Nobody asked this question yet. But does the parents intend the skater to be a competitive? Or do they just want her to learn some trick and pass a few tests?
Maybe they're not taking this seriously, because they don't consider skating important enough. I don't think that is something they would admit to a skating coach. They probably don't consider her Olympic bound, but she's having fun, so they let her continue to take lessons, and compete. But they're not going to spend additional time and money on it. I'm guessing that's part the issue, and they just not honest or forward enough to just outright tell you that.
Another thing to consider is that people lie about money all the time. Maybe they really don't have the money for the extra classes, and they just don't want to admit it to you.
The skater is already competitive - actually Jr Nationals level!!! The parents are extremely goal oriented and child says the mother is a perfectionist.....had trouble with the poor kid not medalling at the first competition (skater was okay with it - landed the axel yeah!) It's taken years to train the parents that failure is a good thing in our sport, and a life-skill.

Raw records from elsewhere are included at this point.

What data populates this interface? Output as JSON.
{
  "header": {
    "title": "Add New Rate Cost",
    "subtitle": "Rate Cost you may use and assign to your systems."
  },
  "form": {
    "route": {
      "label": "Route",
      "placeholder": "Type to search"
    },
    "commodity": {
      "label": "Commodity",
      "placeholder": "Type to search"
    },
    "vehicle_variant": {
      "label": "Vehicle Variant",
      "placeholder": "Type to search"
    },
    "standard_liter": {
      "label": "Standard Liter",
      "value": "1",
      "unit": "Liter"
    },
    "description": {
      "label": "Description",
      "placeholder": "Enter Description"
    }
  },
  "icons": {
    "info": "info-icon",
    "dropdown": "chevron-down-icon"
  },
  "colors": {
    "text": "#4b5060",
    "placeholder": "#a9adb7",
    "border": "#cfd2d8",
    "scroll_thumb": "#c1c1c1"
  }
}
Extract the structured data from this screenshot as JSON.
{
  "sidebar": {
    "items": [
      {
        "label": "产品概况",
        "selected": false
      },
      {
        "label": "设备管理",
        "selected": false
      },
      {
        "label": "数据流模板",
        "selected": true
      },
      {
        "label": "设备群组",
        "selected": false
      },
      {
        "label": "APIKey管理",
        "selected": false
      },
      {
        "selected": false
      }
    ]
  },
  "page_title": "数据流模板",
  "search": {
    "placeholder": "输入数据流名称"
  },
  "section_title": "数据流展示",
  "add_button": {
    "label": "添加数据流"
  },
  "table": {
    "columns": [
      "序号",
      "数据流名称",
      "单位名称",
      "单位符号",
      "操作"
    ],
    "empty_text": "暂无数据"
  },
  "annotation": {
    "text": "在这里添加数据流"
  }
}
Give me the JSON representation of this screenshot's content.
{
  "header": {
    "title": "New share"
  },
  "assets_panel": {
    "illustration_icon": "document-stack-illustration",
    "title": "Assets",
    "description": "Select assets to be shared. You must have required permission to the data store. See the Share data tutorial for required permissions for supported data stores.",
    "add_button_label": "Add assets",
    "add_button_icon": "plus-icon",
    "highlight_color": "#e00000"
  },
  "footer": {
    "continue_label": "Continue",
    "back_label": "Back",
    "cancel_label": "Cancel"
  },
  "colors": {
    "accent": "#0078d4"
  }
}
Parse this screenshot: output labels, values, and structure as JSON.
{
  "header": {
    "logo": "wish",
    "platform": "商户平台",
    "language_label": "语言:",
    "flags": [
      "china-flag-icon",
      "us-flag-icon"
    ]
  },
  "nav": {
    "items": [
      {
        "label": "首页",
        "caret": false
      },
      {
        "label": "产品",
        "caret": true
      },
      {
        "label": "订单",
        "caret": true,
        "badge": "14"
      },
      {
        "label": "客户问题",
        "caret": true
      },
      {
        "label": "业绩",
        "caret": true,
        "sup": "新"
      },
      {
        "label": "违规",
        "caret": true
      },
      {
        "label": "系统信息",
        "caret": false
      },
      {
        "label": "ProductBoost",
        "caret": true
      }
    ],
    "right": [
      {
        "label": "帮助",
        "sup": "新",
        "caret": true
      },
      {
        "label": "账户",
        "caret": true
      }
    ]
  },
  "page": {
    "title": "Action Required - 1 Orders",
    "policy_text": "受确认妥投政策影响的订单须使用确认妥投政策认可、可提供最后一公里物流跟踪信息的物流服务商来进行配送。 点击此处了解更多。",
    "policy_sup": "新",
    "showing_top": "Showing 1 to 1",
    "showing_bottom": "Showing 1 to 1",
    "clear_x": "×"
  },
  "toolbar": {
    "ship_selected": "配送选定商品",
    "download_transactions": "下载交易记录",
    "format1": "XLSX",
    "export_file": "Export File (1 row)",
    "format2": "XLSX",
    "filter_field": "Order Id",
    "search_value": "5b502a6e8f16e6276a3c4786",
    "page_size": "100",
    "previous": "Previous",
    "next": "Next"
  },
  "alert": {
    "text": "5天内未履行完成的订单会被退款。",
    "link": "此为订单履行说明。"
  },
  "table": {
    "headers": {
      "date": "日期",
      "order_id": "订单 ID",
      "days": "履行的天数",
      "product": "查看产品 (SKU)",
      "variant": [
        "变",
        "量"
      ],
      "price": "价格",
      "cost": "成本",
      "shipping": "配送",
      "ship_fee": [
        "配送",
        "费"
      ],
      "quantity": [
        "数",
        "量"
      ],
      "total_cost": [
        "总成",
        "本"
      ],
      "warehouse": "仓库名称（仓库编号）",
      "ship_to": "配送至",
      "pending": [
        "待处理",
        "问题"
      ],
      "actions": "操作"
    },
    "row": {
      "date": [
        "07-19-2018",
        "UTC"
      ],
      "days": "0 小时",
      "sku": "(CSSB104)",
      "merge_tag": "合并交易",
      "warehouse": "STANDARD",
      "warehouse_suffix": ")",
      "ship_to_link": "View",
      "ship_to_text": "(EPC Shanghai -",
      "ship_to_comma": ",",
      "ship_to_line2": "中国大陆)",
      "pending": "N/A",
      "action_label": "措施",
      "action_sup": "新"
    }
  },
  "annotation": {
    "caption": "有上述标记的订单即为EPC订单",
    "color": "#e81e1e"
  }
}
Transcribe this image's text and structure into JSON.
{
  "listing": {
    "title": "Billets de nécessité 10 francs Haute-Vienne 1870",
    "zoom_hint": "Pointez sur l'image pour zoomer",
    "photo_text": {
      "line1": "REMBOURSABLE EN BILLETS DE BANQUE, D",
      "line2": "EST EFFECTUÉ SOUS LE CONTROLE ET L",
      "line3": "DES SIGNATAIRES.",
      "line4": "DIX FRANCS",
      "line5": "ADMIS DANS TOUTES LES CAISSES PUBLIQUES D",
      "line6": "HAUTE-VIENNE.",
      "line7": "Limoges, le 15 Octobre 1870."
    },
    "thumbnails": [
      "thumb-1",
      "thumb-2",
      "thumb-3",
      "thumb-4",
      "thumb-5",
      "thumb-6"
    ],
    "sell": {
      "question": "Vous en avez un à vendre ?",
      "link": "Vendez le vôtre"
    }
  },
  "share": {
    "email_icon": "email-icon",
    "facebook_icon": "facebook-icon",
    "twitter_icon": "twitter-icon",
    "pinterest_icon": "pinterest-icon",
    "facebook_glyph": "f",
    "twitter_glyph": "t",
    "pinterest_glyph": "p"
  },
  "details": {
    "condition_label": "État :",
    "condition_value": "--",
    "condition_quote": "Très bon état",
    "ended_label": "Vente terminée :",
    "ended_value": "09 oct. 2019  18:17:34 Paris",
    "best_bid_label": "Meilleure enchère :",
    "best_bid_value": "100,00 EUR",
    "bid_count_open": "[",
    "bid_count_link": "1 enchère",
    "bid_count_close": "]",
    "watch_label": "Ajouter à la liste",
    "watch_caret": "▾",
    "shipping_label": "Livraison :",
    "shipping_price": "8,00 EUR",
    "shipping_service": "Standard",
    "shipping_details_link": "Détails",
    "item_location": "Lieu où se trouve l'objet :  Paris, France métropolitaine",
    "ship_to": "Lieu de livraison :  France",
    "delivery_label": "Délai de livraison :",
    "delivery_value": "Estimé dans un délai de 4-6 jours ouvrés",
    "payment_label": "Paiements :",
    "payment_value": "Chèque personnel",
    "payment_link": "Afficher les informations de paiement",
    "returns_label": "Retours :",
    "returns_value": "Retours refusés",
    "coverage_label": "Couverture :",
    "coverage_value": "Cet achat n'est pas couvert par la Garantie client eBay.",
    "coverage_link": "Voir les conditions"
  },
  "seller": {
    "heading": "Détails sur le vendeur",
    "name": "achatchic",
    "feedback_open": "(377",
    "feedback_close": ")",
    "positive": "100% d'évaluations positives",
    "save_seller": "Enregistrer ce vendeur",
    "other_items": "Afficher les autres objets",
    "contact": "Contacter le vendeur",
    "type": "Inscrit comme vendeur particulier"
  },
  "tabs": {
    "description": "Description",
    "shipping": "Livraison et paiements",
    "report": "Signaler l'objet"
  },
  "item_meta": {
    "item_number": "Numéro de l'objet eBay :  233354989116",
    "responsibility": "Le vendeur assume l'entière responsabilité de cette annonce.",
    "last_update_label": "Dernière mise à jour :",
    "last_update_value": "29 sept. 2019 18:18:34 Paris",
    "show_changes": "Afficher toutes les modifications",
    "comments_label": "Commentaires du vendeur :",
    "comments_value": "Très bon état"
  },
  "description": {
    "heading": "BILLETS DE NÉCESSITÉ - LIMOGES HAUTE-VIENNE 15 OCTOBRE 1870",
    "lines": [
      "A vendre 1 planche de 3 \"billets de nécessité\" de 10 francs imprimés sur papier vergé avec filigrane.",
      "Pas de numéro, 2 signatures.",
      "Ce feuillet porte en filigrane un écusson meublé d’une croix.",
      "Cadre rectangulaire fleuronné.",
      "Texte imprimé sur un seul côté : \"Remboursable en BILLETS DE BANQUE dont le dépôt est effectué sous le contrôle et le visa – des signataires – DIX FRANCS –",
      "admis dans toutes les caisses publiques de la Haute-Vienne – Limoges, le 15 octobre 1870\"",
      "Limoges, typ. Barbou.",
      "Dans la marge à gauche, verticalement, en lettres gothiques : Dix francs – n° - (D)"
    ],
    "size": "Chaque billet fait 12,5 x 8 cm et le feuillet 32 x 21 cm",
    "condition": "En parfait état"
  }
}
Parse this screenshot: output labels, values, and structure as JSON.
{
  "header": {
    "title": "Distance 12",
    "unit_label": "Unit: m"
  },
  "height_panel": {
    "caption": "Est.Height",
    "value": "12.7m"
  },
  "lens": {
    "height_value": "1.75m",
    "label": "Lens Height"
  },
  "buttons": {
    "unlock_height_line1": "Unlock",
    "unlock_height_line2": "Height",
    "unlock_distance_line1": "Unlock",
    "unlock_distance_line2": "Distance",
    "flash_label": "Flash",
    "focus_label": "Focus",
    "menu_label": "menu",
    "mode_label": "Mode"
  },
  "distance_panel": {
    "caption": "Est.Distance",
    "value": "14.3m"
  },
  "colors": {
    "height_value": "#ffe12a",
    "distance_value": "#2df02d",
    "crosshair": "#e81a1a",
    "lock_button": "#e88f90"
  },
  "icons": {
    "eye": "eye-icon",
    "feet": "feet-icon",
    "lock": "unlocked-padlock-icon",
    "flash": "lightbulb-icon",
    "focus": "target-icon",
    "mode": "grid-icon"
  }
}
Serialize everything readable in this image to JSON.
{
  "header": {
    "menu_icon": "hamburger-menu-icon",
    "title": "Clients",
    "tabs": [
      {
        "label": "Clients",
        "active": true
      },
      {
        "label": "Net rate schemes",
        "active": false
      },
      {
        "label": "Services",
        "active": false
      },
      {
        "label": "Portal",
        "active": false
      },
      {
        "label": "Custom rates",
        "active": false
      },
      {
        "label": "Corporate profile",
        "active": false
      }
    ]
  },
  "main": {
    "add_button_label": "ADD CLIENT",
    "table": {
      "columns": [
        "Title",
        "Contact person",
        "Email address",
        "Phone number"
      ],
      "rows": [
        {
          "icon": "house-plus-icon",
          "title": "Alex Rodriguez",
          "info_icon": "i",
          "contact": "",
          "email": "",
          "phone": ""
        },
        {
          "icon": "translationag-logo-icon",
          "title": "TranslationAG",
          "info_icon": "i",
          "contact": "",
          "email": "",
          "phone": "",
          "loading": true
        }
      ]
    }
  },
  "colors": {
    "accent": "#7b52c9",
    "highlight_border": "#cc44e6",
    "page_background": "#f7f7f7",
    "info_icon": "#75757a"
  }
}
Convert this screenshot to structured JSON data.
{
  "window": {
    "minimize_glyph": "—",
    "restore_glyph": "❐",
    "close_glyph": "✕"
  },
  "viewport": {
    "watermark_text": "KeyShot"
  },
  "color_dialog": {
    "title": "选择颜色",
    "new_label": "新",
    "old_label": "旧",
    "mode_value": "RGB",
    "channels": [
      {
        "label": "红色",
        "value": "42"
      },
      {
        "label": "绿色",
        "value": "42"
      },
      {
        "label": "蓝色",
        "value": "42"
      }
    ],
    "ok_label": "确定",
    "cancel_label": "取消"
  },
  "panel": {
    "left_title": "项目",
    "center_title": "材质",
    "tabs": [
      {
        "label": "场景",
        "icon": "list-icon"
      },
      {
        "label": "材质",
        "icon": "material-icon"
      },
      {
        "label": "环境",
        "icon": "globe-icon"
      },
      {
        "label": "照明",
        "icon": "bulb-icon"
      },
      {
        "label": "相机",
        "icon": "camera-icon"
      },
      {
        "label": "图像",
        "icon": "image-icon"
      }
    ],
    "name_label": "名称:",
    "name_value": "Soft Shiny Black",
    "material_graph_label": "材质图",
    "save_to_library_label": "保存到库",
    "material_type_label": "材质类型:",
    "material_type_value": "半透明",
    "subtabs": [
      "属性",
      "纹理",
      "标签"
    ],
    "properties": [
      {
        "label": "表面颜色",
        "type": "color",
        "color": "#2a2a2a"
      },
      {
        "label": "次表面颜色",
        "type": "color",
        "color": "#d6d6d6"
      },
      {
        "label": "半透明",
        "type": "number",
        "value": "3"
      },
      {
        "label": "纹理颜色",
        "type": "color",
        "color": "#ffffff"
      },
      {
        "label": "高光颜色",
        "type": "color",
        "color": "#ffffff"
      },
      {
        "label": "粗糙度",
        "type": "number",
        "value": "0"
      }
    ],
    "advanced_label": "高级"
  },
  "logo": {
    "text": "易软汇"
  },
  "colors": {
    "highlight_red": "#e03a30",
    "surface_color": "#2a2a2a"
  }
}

Even when the excited little tyke qualified for Jr Nationals, the mother found fault in the performance..
Skating is good for this child's ego and self-esteem....
Last edited by redhotcoach; 11-28-2007 at 11:58 PM.
Originally Posted by redhotcoach
Okay, this really sounds like Mira Leung. I know it isn't, but I'm getting a really strong feeling this kid is from an Asian background. Asian parents can be so demanding and have HUGE expectations out of their kids. It's definitely a cultural thing. You get 90% on a test and they say, "What happened to the 10%? Not good enough!". Sorry, rant.
Rant away, passion!!! It's always comforting to hear about other coaches with issues too. After jr nationals, things might change......from my part!
We've all had to deal with those pushy parents from all ethnic groups. At least the asian parents I have dealt with provide their children with enough ice time and often over-lesson them -- rather than the one-day/one-lesson a week skater whose parent used to skate and now wants the poor child to pass as many tests every test day as possible, regardless of their lack of ability....you know the skater that stands at the boards bored silly unless in a lesson, even though they have the dance patterns and freeskate element list -- and somehow you are at fault if Susie doesn't pass all her gold dances in a year (lucky if Susie can remember the Dutch Waltz! lol)
Too bad this forum doesn't have a coaches thread. We could rant all we want without taking up space from skaters!!!
You could always start a coaches rant thread!
Originally Posted by redhotcoach